Surely Qualcomm buying all the spectrum is anti-competitive. Some body needs to talk to the monopolies commission about this and have the auction re-run with rules to ensure the spectrum is shared between at least 2 providers.
If you want spectrum to be technology neutral you should ensure a level playing field so that one company can't buy the entire spectrum and force it's technology on us to the exclusion of others.
Cloud Cuckoo Land
Give me an example of a tech merger of this size that actually worked.... Oh dear there isn't one. Welcome to cloud cuckoo land.
This has to be for short term gain, there's no other answer. It's this kind of thinking that gave us the sub-prime mortgage fiasco.

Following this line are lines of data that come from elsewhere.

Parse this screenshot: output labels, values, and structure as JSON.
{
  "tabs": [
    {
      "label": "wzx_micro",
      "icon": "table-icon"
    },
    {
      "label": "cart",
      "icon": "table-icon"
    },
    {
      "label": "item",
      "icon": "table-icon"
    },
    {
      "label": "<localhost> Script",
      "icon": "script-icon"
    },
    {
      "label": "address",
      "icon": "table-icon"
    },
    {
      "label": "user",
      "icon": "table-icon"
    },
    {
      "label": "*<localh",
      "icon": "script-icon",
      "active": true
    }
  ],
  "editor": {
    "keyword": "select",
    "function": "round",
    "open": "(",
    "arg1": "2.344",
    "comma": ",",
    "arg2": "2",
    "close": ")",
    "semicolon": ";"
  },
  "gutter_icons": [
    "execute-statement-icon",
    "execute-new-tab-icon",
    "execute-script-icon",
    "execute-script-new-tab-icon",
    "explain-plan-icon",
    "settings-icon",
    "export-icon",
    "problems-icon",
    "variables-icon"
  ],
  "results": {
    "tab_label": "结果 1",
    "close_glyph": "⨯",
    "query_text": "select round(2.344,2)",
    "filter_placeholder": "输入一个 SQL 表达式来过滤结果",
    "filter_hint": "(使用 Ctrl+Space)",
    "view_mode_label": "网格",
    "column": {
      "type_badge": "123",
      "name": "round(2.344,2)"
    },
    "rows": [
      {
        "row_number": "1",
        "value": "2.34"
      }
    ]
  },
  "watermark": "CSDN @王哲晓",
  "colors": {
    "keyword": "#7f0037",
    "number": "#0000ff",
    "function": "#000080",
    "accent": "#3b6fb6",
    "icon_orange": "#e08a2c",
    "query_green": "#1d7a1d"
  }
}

I really hope he doesn't succeed.
Where is Captain Cyborg ?
Surely Prof Kevin Warwick should have had something to say about this ?
This could save the planet
Perhaps if we force fingerprinting onto every airport with a single departure lounge (or even domestic flights in general), people will be so put off the idea of using domestic flights that they'll take the train instead and stop using energy wasting short hop flights.
How is the data distributed ?
If the database is not on the web then presumably the only way interested parties can get at the data is by physically travelling to the databases location (Horray, lots of bad for the environment carbon emissions) or by putting a CD in the post, which means we will soon have partial copies of the data floating about in every single government office in the country, being accessed on insecure internet connected computers.
Or is the government proposing to build out an entirely separate physical network just for the ID database ? How long before someone accidentally connects a computer to both ?